It's no secret that the young are especially susceptible to following the latest trends, but it's apparently true in the investing world as well.
Using mutual fund data from Morningstar, academics Robin Greenwood and Stefan Nagel found that during the run-up to the Internet bubble in 2000, younger managers were more inclined to load up on technology stocks, chasing trends in a classic sign of inexperience.
From the study (via the Financial Times's Alphaville):
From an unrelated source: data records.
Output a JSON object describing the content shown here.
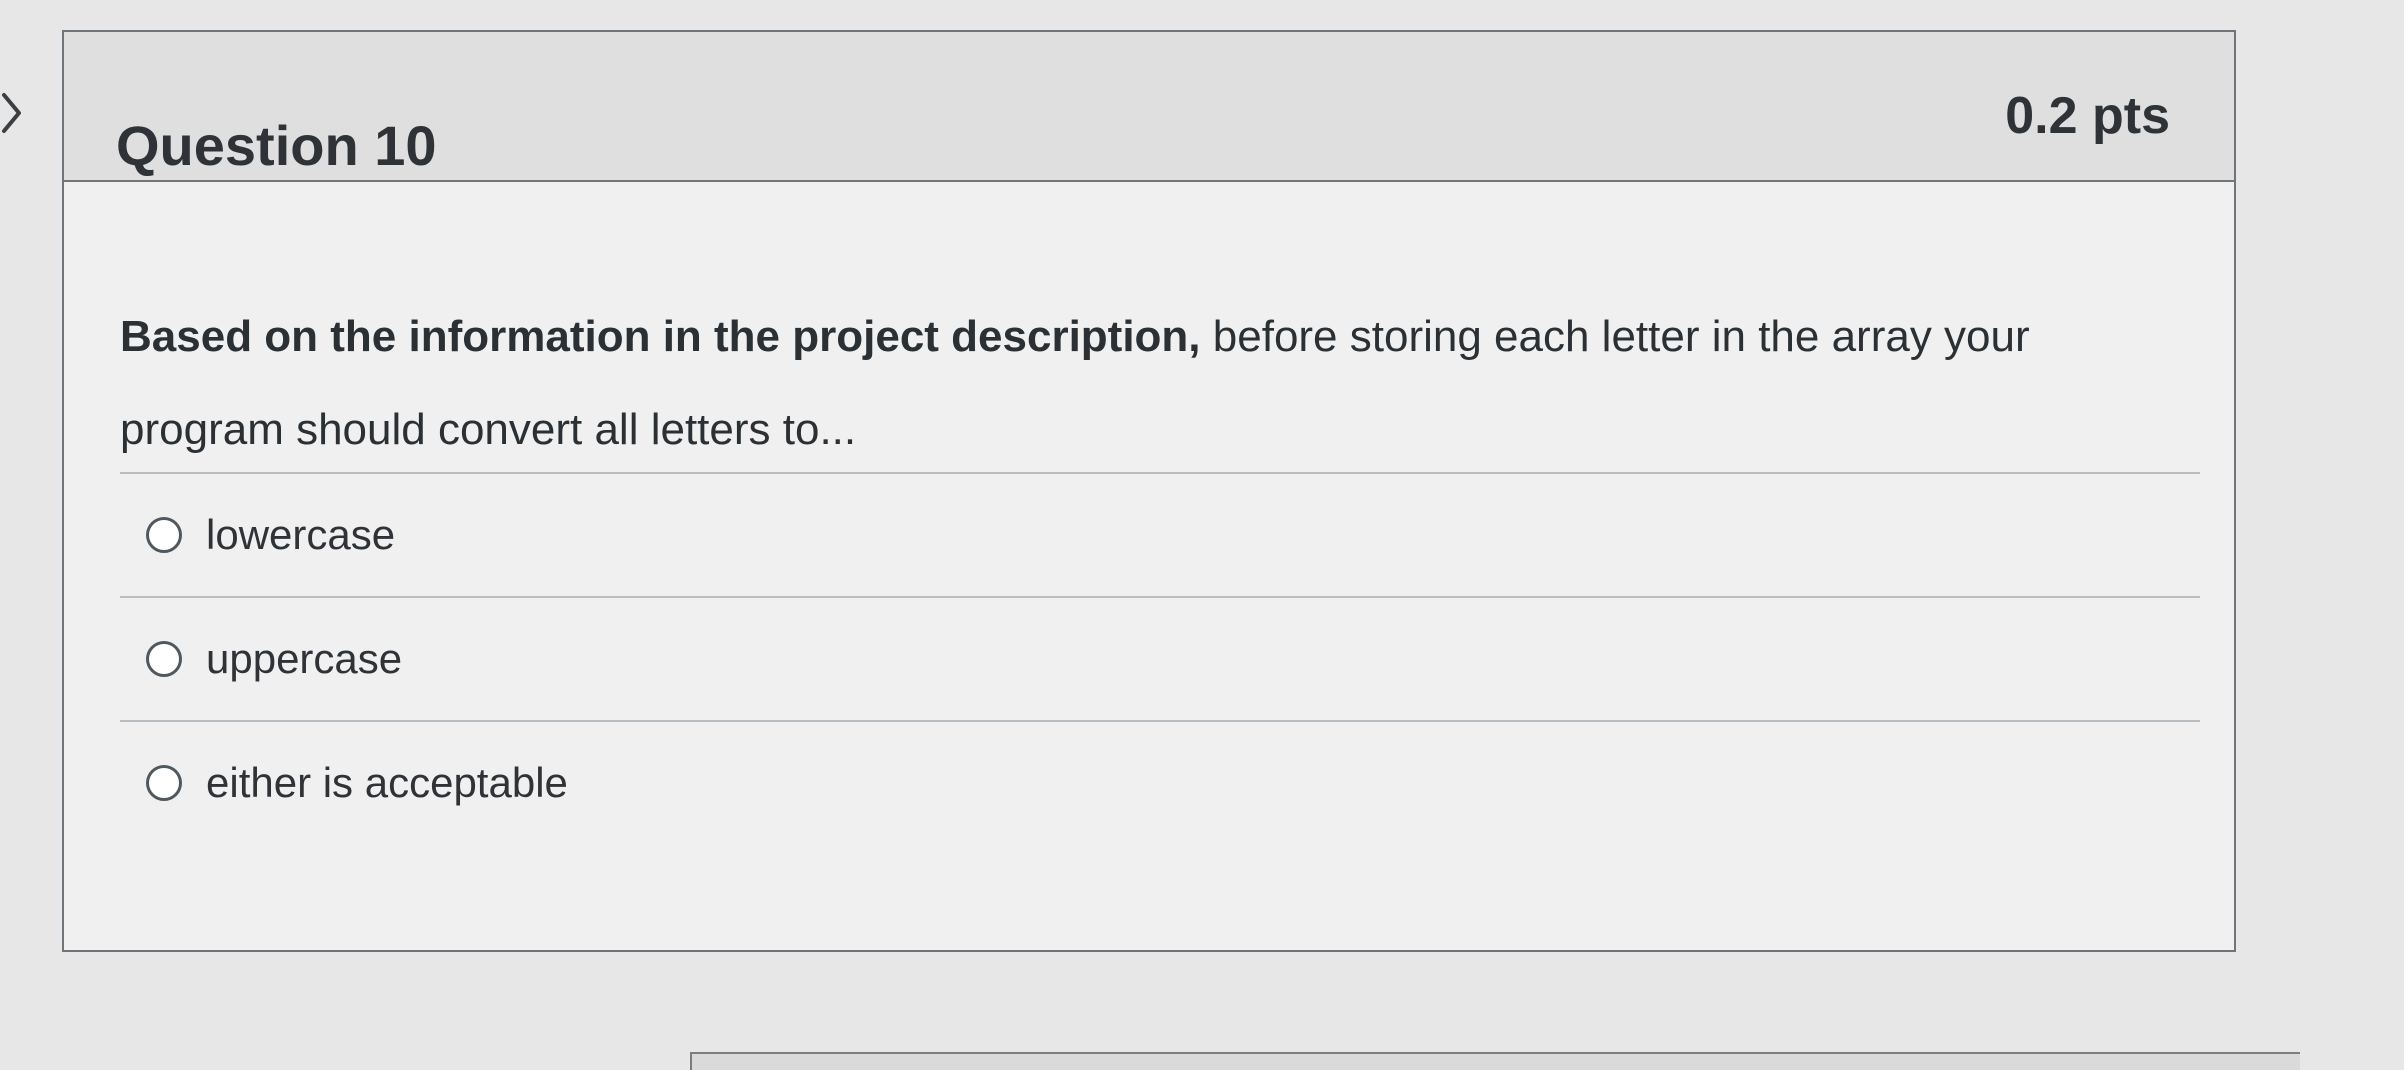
{
  "question": {
    "title": "Question 10",
    "points": "0.2 pts",
    "text_bold": "Based on the information in the project description,",
    "text_rest": " before storing each letter in the array your program should convert all letters to..."
  },
  "answers": [
    {
      "label": "lowercase",
      "selected": false
    },
    {
      "label": "uppercase",
      "selected": false
    },
    {
      "label": "either is acceptable",
      "selected": false
    }
  ],
  "icons": {
    "previous": "chevron-right-icon",
    "answer_control": "radio-button-icon"
  }
}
Using age as a proxy for managers' investment experience, we find that around the peak of the technology bubble, mutual funds run by younger managers are more heavily invested in technology stocks, relative to their style benchmarks, than their older colleagues. Furthermore, young managers, but not old managers, exhibit trend-chasing behavior in their technology stock investments. As a result, young managers increase their technology holdings during the run-up, and decrease them during the downturn. Both results are in line with the behavior of inexperienced investors in experimental asset markets.
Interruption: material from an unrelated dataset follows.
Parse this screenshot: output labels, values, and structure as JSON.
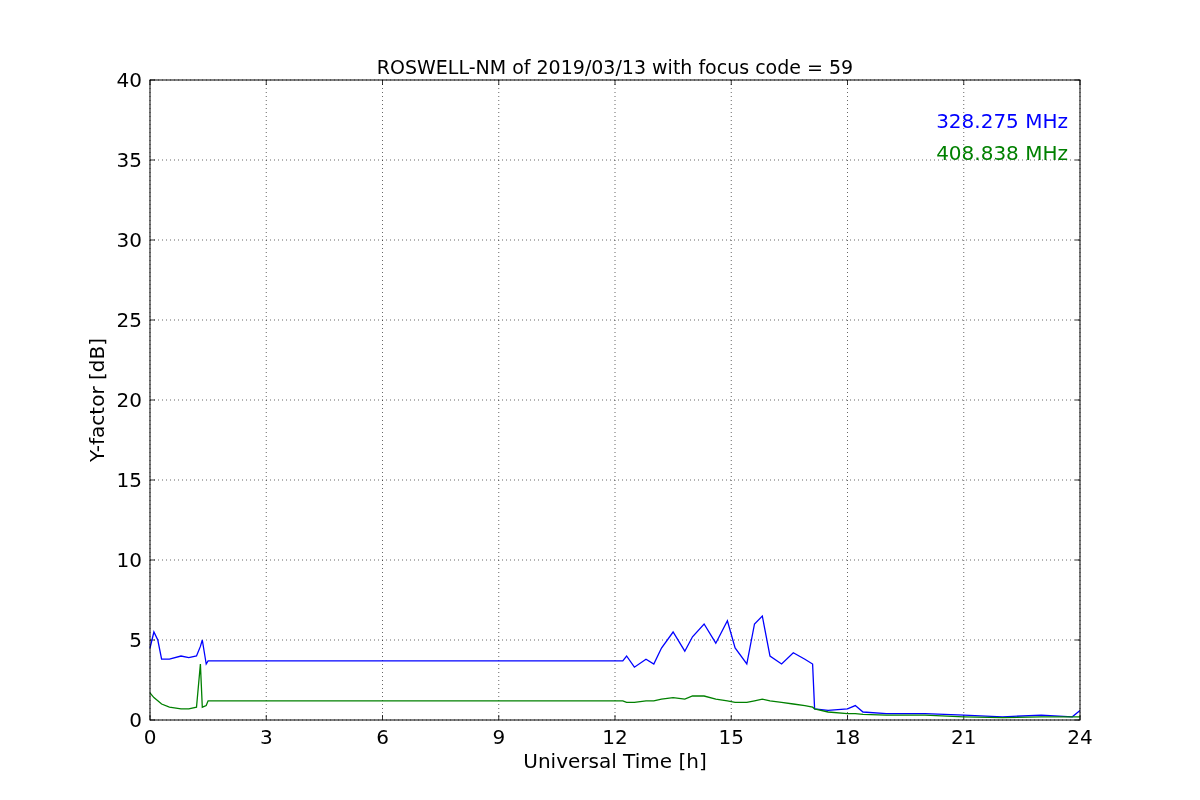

So, never trust anybody under 35 (Greenwood's and Nagel's benchmark) with your money?